** Opening Input data block **

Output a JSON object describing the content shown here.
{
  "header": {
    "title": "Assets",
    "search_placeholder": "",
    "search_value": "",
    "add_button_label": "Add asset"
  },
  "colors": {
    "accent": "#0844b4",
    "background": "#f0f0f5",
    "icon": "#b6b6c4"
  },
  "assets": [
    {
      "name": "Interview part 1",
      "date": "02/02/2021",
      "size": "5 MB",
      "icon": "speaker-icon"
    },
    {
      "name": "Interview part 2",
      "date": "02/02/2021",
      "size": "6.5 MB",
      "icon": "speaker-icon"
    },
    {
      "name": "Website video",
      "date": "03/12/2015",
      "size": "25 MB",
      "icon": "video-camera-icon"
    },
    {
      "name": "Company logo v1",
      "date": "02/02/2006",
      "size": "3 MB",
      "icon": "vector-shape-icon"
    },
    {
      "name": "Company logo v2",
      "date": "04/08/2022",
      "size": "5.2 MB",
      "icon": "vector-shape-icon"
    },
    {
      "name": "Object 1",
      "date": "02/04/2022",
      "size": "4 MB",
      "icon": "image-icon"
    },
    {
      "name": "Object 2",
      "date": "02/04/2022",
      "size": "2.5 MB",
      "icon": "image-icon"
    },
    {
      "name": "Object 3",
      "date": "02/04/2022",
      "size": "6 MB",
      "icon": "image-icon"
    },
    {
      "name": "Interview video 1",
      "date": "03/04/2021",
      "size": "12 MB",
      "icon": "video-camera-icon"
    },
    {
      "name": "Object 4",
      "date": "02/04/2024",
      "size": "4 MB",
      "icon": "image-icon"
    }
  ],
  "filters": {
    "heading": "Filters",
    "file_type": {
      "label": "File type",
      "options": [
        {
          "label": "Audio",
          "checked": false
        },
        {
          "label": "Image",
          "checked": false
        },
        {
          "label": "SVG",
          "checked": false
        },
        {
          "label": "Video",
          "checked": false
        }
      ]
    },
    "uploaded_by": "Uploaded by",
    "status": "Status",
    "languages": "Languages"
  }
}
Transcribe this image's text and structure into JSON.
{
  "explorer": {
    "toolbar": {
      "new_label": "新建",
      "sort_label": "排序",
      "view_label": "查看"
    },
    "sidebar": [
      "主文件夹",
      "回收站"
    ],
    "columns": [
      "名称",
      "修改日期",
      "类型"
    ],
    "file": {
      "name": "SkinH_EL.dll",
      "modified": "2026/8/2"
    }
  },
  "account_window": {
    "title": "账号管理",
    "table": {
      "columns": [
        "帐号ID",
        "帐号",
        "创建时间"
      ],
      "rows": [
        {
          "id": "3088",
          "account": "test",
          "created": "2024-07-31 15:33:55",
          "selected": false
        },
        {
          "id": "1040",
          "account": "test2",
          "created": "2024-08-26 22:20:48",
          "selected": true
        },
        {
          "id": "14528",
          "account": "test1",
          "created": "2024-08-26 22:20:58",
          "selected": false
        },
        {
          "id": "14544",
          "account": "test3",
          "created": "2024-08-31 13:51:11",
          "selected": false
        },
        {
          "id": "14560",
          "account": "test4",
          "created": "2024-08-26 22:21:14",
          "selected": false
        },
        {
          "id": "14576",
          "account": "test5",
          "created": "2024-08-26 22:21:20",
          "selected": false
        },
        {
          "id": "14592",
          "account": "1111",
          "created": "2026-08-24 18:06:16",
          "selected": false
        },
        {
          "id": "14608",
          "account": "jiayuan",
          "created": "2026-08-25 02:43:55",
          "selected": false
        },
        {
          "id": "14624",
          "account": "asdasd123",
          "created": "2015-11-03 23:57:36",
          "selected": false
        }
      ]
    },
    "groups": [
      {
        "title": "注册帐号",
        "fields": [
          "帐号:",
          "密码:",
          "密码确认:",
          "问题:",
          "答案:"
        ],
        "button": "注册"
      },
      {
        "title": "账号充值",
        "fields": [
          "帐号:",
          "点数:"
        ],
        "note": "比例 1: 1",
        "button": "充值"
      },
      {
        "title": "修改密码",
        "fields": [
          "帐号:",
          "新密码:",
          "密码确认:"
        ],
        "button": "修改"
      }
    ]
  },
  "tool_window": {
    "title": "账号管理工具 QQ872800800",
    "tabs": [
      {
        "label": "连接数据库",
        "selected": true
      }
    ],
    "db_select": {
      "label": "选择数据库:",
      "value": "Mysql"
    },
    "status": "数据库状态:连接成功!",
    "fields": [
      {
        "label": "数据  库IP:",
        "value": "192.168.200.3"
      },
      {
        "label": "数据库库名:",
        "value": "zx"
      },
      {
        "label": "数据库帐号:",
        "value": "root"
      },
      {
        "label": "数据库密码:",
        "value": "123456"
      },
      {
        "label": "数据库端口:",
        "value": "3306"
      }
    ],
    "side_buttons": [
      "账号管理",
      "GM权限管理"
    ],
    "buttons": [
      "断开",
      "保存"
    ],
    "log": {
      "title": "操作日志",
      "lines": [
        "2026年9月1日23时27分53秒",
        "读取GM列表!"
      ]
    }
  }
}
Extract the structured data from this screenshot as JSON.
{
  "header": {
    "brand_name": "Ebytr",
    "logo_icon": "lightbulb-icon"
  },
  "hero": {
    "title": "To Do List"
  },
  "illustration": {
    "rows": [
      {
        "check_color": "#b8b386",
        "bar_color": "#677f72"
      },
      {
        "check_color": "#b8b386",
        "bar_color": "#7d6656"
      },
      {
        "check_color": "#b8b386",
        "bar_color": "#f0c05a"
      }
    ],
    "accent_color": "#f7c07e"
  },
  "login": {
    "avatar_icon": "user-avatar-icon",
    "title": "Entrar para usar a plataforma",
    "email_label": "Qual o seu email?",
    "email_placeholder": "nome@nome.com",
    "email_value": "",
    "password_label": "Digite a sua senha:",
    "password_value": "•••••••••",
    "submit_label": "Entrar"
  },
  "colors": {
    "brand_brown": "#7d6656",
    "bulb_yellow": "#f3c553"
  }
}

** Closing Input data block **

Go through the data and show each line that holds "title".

    "title": "Assets",
    "title": "账号管理",
        "title": "注册帐号",
        "title": "账号充值",
        "title": "修改密码",
    "title": "账号管理工具 QQ872800800",
      "title": "操作日志",
    "title": "To Do List"
    "title": "Entrar para usar a plataforma",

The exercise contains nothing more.